# RECORDED DATA:
-----
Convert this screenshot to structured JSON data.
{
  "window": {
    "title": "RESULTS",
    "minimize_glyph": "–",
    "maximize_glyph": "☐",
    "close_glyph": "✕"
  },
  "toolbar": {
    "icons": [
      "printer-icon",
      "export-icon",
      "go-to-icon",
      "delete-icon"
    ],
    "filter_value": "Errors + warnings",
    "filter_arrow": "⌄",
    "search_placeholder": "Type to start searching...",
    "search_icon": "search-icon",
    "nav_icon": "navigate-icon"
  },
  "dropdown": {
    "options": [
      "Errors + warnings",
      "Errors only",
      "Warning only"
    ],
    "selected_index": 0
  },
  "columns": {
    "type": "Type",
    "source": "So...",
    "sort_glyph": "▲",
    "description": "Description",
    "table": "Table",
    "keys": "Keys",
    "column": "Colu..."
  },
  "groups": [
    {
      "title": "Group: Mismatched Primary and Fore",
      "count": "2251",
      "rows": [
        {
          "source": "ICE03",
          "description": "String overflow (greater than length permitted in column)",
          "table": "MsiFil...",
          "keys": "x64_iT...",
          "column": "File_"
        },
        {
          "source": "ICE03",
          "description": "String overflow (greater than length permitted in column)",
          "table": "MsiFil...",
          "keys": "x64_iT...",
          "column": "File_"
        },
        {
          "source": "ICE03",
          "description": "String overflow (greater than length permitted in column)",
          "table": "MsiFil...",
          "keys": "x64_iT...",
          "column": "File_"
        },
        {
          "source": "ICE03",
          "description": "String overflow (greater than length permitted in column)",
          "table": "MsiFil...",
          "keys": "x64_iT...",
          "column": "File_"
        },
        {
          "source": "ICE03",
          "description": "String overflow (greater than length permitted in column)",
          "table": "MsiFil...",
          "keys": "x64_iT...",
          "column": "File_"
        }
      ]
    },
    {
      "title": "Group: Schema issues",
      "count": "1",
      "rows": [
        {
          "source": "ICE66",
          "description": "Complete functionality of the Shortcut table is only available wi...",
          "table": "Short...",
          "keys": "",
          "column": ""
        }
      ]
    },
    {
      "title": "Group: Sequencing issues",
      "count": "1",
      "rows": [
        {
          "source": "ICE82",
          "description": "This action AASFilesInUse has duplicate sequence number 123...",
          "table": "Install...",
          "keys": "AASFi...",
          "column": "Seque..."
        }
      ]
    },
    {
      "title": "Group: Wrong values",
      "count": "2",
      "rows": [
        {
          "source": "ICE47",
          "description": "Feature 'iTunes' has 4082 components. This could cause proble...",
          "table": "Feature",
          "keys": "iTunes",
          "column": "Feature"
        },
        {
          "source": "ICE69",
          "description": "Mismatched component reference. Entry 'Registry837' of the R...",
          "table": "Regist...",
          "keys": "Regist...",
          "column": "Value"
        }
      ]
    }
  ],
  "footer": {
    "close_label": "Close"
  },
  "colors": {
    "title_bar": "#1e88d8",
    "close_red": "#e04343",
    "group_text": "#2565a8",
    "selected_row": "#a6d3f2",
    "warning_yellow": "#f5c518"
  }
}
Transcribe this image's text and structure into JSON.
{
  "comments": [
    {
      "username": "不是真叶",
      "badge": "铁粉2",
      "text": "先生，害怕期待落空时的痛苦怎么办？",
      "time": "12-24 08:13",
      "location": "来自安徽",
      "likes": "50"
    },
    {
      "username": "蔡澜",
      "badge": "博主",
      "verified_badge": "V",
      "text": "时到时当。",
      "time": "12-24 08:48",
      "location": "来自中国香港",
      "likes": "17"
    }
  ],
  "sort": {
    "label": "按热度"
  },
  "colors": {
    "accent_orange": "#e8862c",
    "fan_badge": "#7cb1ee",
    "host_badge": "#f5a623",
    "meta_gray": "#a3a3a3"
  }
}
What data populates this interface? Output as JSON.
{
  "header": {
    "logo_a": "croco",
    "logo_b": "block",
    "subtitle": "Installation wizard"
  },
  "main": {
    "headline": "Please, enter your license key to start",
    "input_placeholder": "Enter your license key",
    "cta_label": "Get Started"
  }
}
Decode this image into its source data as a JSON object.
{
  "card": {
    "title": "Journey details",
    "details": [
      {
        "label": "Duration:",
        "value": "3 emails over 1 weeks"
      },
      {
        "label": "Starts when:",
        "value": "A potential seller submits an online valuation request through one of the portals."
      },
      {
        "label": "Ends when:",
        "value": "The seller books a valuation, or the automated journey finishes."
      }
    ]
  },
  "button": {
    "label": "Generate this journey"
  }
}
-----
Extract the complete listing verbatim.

Convert this screenshot to structured JSON data.
{
  "window": {
    "title": "RESULTS",
    "minimize_glyph": "–",
    "maximize_glyph": "☐",
    "close_glyph": "✕"
  },
  "toolbar": {
    "icons": [
      "printer-icon",
      "export-icon",
      "go-to-icon",
      "delete-icon"
    ],
    "filter_value": "Errors + warnings",
    "filter_arrow": "⌄",
    "search_placeholder": "Type to start searching...",
    "search_icon": "search-icon",
    "nav_icon": "navigate-icon"
  },
  "dropdown": {
    "options": [
      "Errors + warnings",
      "Errors only",
      "Warning only"
    ],
    "selected_index": 0
  },
  "columns": {
    "type": "Type",
    "source": "So...",
    "sort_glyph": "▲",
    "description": "Description",
    "table": "Table",
    "keys": "Keys",
    "column": "Colu..."
  },
  "groups": [
    {
      "title": "Group: Mismatched Primary and Fore",
      "count": "2251",
      "rows": [
        {
          "source": "ICE03",
          "description": "String overflow (greater than length permitted in column)",
          "table": "MsiFil...",
          "keys": "x64_iT...",
          "column": "File_"
        },
        {
          "source": "ICE03",
          "description": "String overflow (greater than length permitted in column)",
          "table": "MsiFil...",
          "keys": "x64_iT...",
          "column": "File_"
        },
        {
          "source": "ICE03",
          "description": "String overflow (greater than length permitted in column)",
          "table": "MsiFil...",
          "keys": "x64_iT...",
          "column": "File_"
        },
        {
          "source": "ICE03",
          "description": "String overflow (greater than length permitted in column)",
          "table": "MsiFil...",
          "keys": "x64_iT...",
          "column": "File_"
        },
        {
          "source": "ICE03",
          "description": "String overflow (greater than length permitted in column)",
          "table": "MsiFil...",
          "keys": "x64_iT...",
          "column": "File_"
        }
      ]
    },
    {
      "title": "Group: Schema issues",
      "count": "1",
      "rows": [
        {
          "source": "ICE66",
          "description": "Complete functionality of the Shortcut table is only available wi...",
          "table": "Short...",
          "keys": "",
          "column": ""
        }
      ]
    },
    {
      "title": "Group: Sequencing issues",
      "count": "1",
      "rows": [
        {
          "source": "ICE82",
          "description": "This action AASFilesInUse has duplicate sequence number 123...",
          "table": "Install...",
          "keys": "AASFi...",
          "column": "Seque..."
        }
      ]
    },
    {
      "title": "Group: Wrong values",
      "count": "2",
      "rows": [
        {
          "source": "ICE47",
          "description": "Feature 'iTunes' has 4082 components. This could cause proble...",
          "table": "Feature",
          "keys": "iTunes",
          "column": "Feature"
        },
        {
          "source": "ICE69",
          "description": "Mismatched component reference. Entry 'Registry837' of the R...",
          "table": "Regist...",
          "keys": "Regist...",
          "column": "Value"
        }
      ]
    }
  ],
  "footer": {
    "close_label": "Close"
  },
  "colors": {
    "title_bar": "#1e88d8",
    "close_red": "#e04343",
    "group_text": "#2565a8",
    "selected_row": "#a6d3f2",
    "warning_yellow": "#f5c518"
  }
}
Transcribe this image's text and structure into JSON.
{
  "comments": [
    {
      "username": "不是真叶",
      "badge": "铁粉2",
      "text": "先生，害怕期待落空时的痛苦怎么办？",
      "time": "12-24 08:13",
      "location": "来自安徽",
      "likes": "50"
    },
    {
      "username": "蔡澜",
      "badge": "博主",
      "verified_badge": "V",
      "text": "时到时当。",
      "time": "12-24 08:48",
      "location": "来自中国香港",
      "likes": "17"
    }
  ],
  "sort": {
    "label": "按热度"
  },
  "colors": {
    "accent_orange": "#e8862c",
    "fan_badge": "#7cb1ee",
    "host_badge": "#f5a623",
    "meta_gray": "#a3a3a3"
  }
}
What data populates this interface? Output as JSON.
{
  "header": {
    "logo_a": "croco",
    "logo_b": "block",
    "subtitle": "Installation wizard"
  },
  "main": {
    "headline": "Please, enter your license key to start",
    "input_placeholder": "Enter your license key",
    "cta_label": "Get Started"
  }
}
Decode this image into its source data as a JSON object.
{
  "card": {
    "title": "Journey details",
    "details": [
      {
        "label": "Duration:",
        "value": "3 emails over 1 weeks"
      },
      {
        "label": "Starts when:",
        "value": "A potential seller submits an online valuation request through one of the portals."
      },
      {
        "label": "Ends when:",
        "value": "The seller books a valuation, or the automated journey finishes."
      }
    ]
  },
  "button": {
    "label": "Generate this journey"
  }
}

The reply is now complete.